Regular White House media briefings should “absolutely” return, according to the President Donald Trump’s first press secretary, Sean Spicer.
“There is a utility in making sure people see the government in action,” Spicer tells VOA. “It is an opportunity for the White House to make sure that you're getting your message out. And it gives you an opportunity, unlike anyone else, to sort of capture the media attention and therefore their audiences’ attention in a way that no other form does.”
The lectern in the Brady Briefing Room, just steps away from the press office, is literally gathering dust, having not been used for more than three months.
White House Press Secretary Sarah Sanders, who was Spicer’s successor, announced last Friday she is departing by the end of this month.
Sanders has defended the atrophy of the scheduled briefings, noting she, the president, and other top administration officials are frequently available to answer reporters’ questions outside of the 49-seat briefing room.
Spicer, the subject of media criticism during his seven-month tenure for contentious exchanges from the podium and about his credibility, says it is not necessary to hold daily briefings nor do they all need to be televised.
“Figure out a way to mix them in,” says Spicer who characterizes the briefings in the Trump administration as devolving into “media circuses where it’s been a yell fest, where it’s been an opportunity for someone to get up and showboat.”
The drama-filled briefings conducted by Spicer and Sanders were frequently carried live in their entirety by cable TV networks.
Spicer explains that each briefing takes three to five hours of preparation for the White House press office, including gathering information from across government and officials need to determine whether it is the best use of their time.
Trump has not announced who will succeed Sanders.
Spicer says whoever is chosen needs to be up to the minute on the president’s thinking – not just familiar with where Trump was on an issue hours ago.
“Making sure that you are as up to date as possible before you speak for the president is crucial,” says Spicer. “The president talks to folks all the time, his decision making can be in flux depending on the issue. And, so, making sure that you're in the loop, as issues are evolving, is crucial.”
Spicer, who has written a book, The Briefing, that covers his time as press secretary – which saw him became a household name and a parodied figure on late night comedy and talk shows – acknowledges “there were unequivocally times I made mistakes.” But Spicer contends he never told a lie at the podium nor did Trump ever ask him not to tell the truth.

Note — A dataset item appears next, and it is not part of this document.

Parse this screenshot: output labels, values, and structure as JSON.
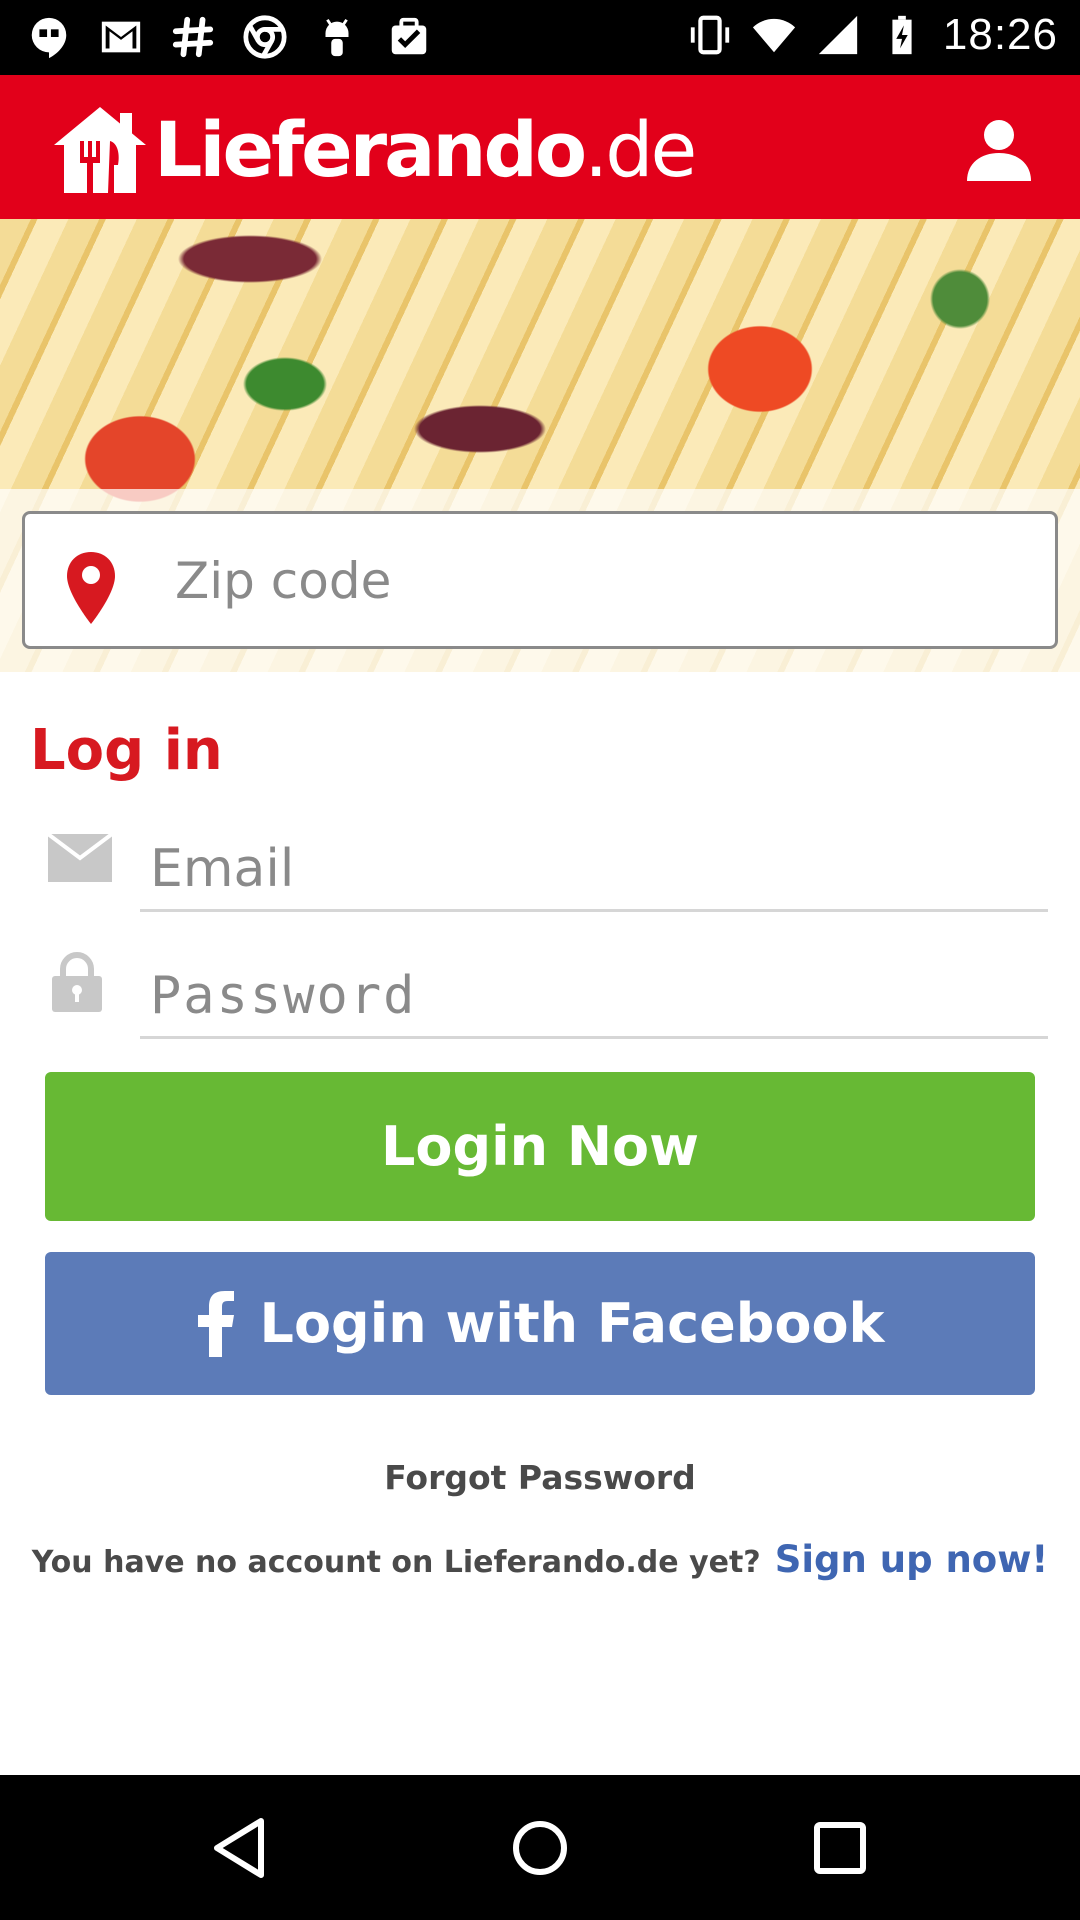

“But we would have discussions about whether or not we needed to discuss an issue or promote something that we didn't think was going to get a good reaction,” says Spicer. “But there's a big difference between wanting to do that and misleading anyone.”
Spicer does agree with the observation that the briefings he and Sanders conducted were, to a degree, primarily for an audience of one – the nearby occupant of the Oval Office.
“There's no question that this particular president takes a much greater interest in how his views and thoughts are communicated” compared to previous presidents, says Spicer.
Another piece of advice Spicer offers to Sander’s successor, “Double, triple, in quadruple, check everything that you're going to say and do because it's going to go through that level of scrutiny.”